My first track meet ever, I lined up for the 100m dash next to a guy wearing Air Force 1s, jean shorts, and an NFL jersey. All eight of us in the race had no idea how to get into the right stance, and were jumping around trying to get a jump on the starter’s gun. When the gun did go off, my man in the Air Forces did not waste any time getting to the finish line. While I was not the fastest guy, I had so much fun—just running.
After winning the county championship in the 200m dash in the eighth grade, I had the opportunity to run with a track club during the summer. Humility is something I learned quickly as I ran against the likes of Michael Grant, one of the fastest 13-year olds in the country. I also learned what it was to have good form, and to develop my own by studying other athletes. In high school I became a perfectionist, studying video after video of athletes like Justin Gatlin, Dwain Chambers, Aziz Zakari, and Maurice Greene. I dreamed of dominance while watching Jesse Owens run and Bob Beamon jump. I scoured professional athlete progressions on http://www.iaaf.org. I began following other high school athletes on Dyestat and Milestat. I raved about Kelly Willie and Jeremy Wariner facing off at the 2002 Golden West Invitational, both running sub-46 in the 400m dash. Brendan Christian ran 10.20 in the same meet! I wanted that kind of speed.
I was fortunate that my football coaches in college allowed me to continue running track. Both sports taught me extremely valuable lessons. I developed a mental toughness on the track that enabled me to push through a sophomore season in which I fouled out of meets for both the indoor and outdoor seasons in the triple jump, until I set a huge personal record in the Southern Conference Championship. I developed a physical toughness on the football field that created a craving for contact.
My obsession with track and field statistics bordered ridiculous. After track meets, I would spend hours studying results from meets across the country. I kept a mental log of the progression of a number of athletes and offered my predictions for the NCAA Championships, US Championships, and World Championships whenever anyone showed interest.
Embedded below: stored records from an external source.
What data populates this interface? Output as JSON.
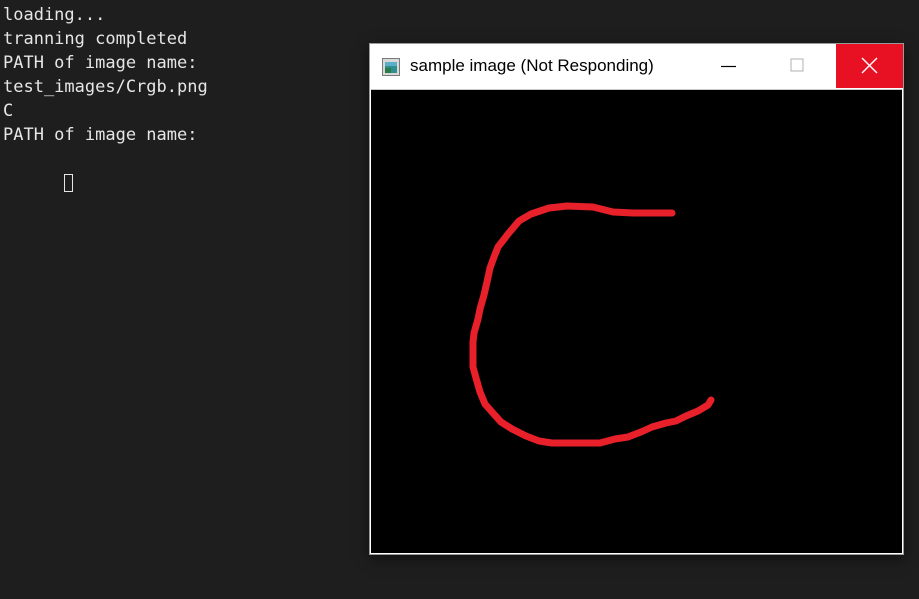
{
  "terminal": {
    "top_partial": {
      "left": "",
      "middle": "",
      "right": ""
    },
    "lines": [
      "loading...",
      "tranning completed",
      "PATH of image name:",
      "test_images/Crgb.png",
      "C",
      "PATH of image name:"
    ]
  },
  "window": {
    "title": "sample image (Not Responding)",
    "controls": {
      "minimize_icon": "minimize-icon",
      "maximize_icon": "maximize-icon",
      "close_icon": "close-icon"
    },
    "image": {
      "content": "handwritten-letter-C",
      "stroke_color": "#e8202a",
      "background": "#000000"
    }
  },
  "colors": {
    "terminal_bg": "#1e1e1e",
    "terminal_text": "#e6e6e6",
    "close_button": "#e81123"
  }
}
I am itching for the indoor track and field season to begin. I did spend some time this fall expanding my knowledge of cross country running and road racing. Look forward to comprehensive commentary on track and field at the high school, collegiate, and professional levels.